A moment ago, I was making some rags from an old, stained t-shirt, feeling slightly bittersweet. Twelve months ago, that t-shirt was bright white with a yellow smiling start and the words “Kindergarten Star” emblazoned in blue, to be worn proudly by my soon-to-be kindergartener. Now, it is stain-riddled, well-worn and well-loved, but no longer evoking that sense of pride and joy it did last spring.
As I traveled backward’s along the t-shirt’s history, I was struck by the thought, “But what about before that?” In seconds (and with help from the t-shirt’s tag), I could see its past: Before that, it was pieces of fabric in a factory in Honduras, before that, a humble bolt of white jersey in the USA. Before that, cotton thread…before that, cotton balls plucked in the sun…before that, a plant…and before that, a seed.
“Let everything happen to you: beauty and terror. Just keep going. No feeling is final.”
So wrote one of my favorite poets, Rainer Maria Rilke. And as it is with this cotton, from seed to plant to ball to thread to fabric to t-shirt to rag (and whatever comes next), so it is with my emotions, including the ones I feel about my child’s special needs. Confusion gives way to denial, which is replaced by fear, which transforms into sadness, which mixes with beauty and love to reveal acceptance and always, always joy. Sometimes that joy morphs back into terror, and the cycle of emotions begins again.

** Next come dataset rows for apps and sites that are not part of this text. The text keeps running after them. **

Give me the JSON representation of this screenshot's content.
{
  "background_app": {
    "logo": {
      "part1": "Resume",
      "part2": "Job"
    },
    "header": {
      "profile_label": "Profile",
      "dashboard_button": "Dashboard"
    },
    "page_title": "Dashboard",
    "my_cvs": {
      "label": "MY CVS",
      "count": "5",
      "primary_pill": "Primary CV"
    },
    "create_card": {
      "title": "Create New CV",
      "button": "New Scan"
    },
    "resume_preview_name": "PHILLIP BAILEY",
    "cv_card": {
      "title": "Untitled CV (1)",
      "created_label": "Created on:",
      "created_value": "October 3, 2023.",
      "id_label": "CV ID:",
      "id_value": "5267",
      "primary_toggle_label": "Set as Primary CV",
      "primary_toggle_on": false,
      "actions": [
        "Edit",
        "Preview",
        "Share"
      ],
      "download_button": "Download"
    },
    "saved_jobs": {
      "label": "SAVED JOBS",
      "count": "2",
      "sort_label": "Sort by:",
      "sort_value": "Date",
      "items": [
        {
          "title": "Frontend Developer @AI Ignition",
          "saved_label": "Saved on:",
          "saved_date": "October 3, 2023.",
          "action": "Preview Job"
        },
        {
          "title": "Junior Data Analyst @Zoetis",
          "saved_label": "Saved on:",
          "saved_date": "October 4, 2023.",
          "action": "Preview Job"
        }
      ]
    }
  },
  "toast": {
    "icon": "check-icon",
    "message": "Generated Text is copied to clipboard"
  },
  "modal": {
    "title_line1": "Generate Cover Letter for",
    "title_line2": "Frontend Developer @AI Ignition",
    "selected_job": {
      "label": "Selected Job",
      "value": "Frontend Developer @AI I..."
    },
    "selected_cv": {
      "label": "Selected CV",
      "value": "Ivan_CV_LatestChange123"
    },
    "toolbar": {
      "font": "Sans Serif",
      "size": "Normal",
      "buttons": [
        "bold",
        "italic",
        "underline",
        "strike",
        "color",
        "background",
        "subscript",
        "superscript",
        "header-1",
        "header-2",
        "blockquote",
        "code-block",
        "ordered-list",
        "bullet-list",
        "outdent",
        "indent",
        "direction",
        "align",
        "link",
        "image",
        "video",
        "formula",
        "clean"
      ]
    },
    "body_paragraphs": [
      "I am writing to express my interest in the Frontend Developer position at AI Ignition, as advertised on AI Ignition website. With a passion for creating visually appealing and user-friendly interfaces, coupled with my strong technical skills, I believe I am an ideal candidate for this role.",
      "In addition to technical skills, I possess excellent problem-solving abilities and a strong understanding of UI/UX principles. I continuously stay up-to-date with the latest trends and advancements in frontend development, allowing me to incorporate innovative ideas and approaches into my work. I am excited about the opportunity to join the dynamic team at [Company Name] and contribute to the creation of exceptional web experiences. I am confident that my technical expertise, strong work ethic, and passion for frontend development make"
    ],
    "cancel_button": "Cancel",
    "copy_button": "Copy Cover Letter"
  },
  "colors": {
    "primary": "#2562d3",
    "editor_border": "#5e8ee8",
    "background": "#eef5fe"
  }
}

“This too shall pass.” “Hang in there.” Such advice is given usually at the moment we least want to hear it–when we’d rather just punch the messenger right in the nose, as Pema Chodron, one of my favorite thinkers, would probably put it. But the message is wise and true. Just keep going. No feeling is final. With each breath and with each step, it turns into something else.